Expressing the True Ecstasy and Excitement of Witnessing the Beauty of Nature

There is a certain larger-than-life, even spiritual sense to the photograph as Adams captures a particular, arresting moment revealing the magnificence and glory of nature itself. The fact that he had access to nature untouched by humans, such as the location in the picture, gives the image an extraordinary, even romantic quality. The photograph is also a testament to the fact that Adams has never simply been a nature photographer, but such an image is a way of expressing the true ecstasy and excitement he felt witnessing the beauty of nature.

The Final Print

The final print, with Adams’ attention to its tonal elements, also presents an idealized version of what really exists. By shooting black and white, Adams is able to enhance the dramatic shadows, and manipulate reality in a way, positioning the viewer closer to his envisioned image. The strong ’S’ curve created by the lake serves as a guiding line to emphasize movement in the photograph. Adams’ instinctive play on contrasts throughout the photograph provided it an engaging drama and heightened intensity, a recurring characteristic throughout his photographic portfolio that gave its iconic status.

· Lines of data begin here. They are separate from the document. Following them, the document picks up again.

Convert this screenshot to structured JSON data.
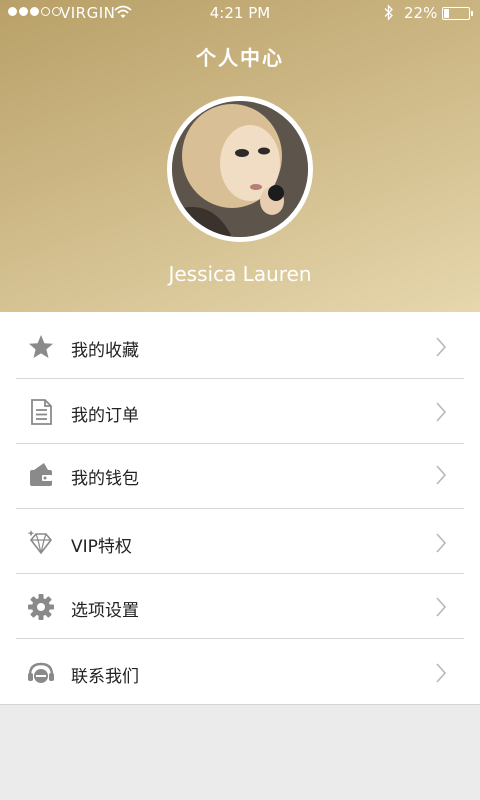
{
  "status_bar": {
    "carrier": "VIRGIN",
    "time": "4:21 PM",
    "battery_percent": "22%",
    "battery_level": 0.22,
    "signal_bars_filled": 3,
    "signal_bars_total": 5
  },
  "header": {
    "title": "个人中心",
    "user_name": "Jessica Lauren"
  },
  "menu": {
    "items": [
      {
        "label": "我的收藏",
        "icon": "star-icon"
      },
      {
        "label": "我的订单",
        "icon": "document-icon"
      },
      {
        "label": "我的钱包",
        "icon": "wallet-icon"
      },
      {
        "label": "VIP特权",
        "icon": "diamond-icon"
      },
      {
        "label": "选项设置",
        "icon": "gear-icon"
      },
      {
        "label": "联系我们",
        "icon": "headset-icon"
      }
    ]
  },
  "colors": {
    "header_gradient_start": "#b9a068",
    "header_gradient_end": "#e6d7ad",
    "icon_gray": "#8a8a8a",
    "chevron_gray": "#b8b8b8",
    "background": "#ebebeb"
  }
}
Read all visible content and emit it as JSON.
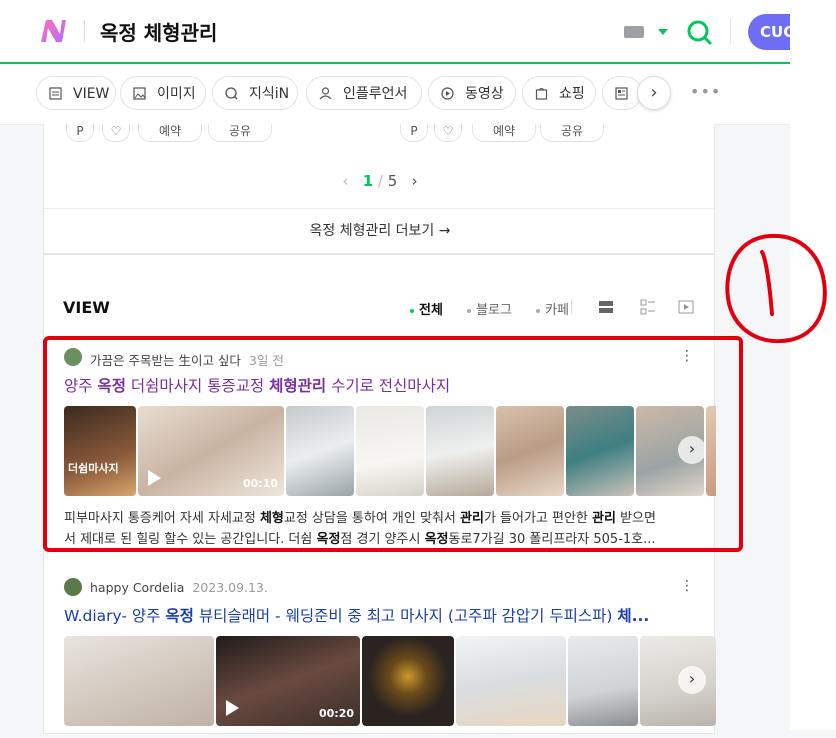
{
  "header": {
    "query": "옥정 체형관리",
    "profile_label": "CUG",
    "brand_color": "#03c75a",
    "icons": [
      "naver-logo-icon",
      "keyboard-icon",
      "dropdown-arrow-icon",
      "search-icon"
    ]
  },
  "tabs": [
    {
      "label": "VIEW",
      "icon": "view-icon"
    },
    {
      "label": "이미지",
      "icon": "image-icon"
    },
    {
      "label": "지식iN",
      "icon": "knowledge-icon"
    },
    {
      "label": "인플루언서",
      "icon": "person-icon"
    },
    {
      "label": "동영상",
      "icon": "play-icon"
    },
    {
      "label": "쇼핑",
      "icon": "shopping-icon"
    },
    {
      "label": "",
      "icon": "news-icon"
    }
  ],
  "upper_card": {
    "chips": [
      "예약",
      "공유",
      "예약",
      "공유"
    ],
    "pager": {
      "current": "1",
      "sep": "/",
      "total": "5"
    },
    "more_label": "옥정 체형관리 더보기 →"
  },
  "view_section": {
    "title": "VIEW",
    "filters": [
      "전체",
      "블로그",
      "카페"
    ],
    "active_filter": "전체"
  },
  "posts": [
    {
      "author": "가끔은 주목받는 生이고 싶다",
      "date": "3일 전",
      "title_parts": [
        "양주 ",
        "옥정",
        " 더쉼마사지 통증교정 ",
        "체형관리",
        " 수기로 전신마사지"
      ],
      "thumb_text": "더쉼마사지",
      "video_duration": "00:10",
      "snippet_line1": [
        "피부마사지 통증케어 자세 자세교정 ",
        "체형",
        "교정 상담을 통하여 개인 맞춰서 ",
        "관리",
        "가 들어가고 편안한 ",
        "관리",
        " 받으면"
      ],
      "snippet_line2": [
        "서 제대로 된 힐링 할수 있는 공간입니다. 더쉼 ",
        "옥정",
        "점 경기 양주시 ",
        "옥정",
        "동로7가길 30 폴리프라자 505-1호..."
      ]
    },
    {
      "author": "happy Cordelia",
      "date": "2023.09.13.",
      "title_parts": [
        "W.diary- 양주 ",
        "옥정",
        " 뷰티슬래머 - 웨딩준비 중 최고 마사지 (고주파 감압기 두피스파) ",
        "체..."
      ],
      "video_duration": "00:20"
    }
  ],
  "annotation": {
    "label": "1",
    "color": "#e2000f"
  }
}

A Legacy

Throughout his career, Ansel Adams has has earned numerous medals, awards and honors, including the Presidential Medal of Freedom, the Hasselblad Medal, the French Legion of Merit, and was recognized as an honorary Doctor of Fine Arts from from Havard University. The Metropolitan Museum of Art held a major retrospective for Adams in 1974, and he co-founded the Center for Creative Photography the following year. Adams was a pivotal name in photography’s acceptance in fine arts as a medium, and his acute attention to detail, both in terms of narrative and technique is considered a guiding light for the advancement of the medium today.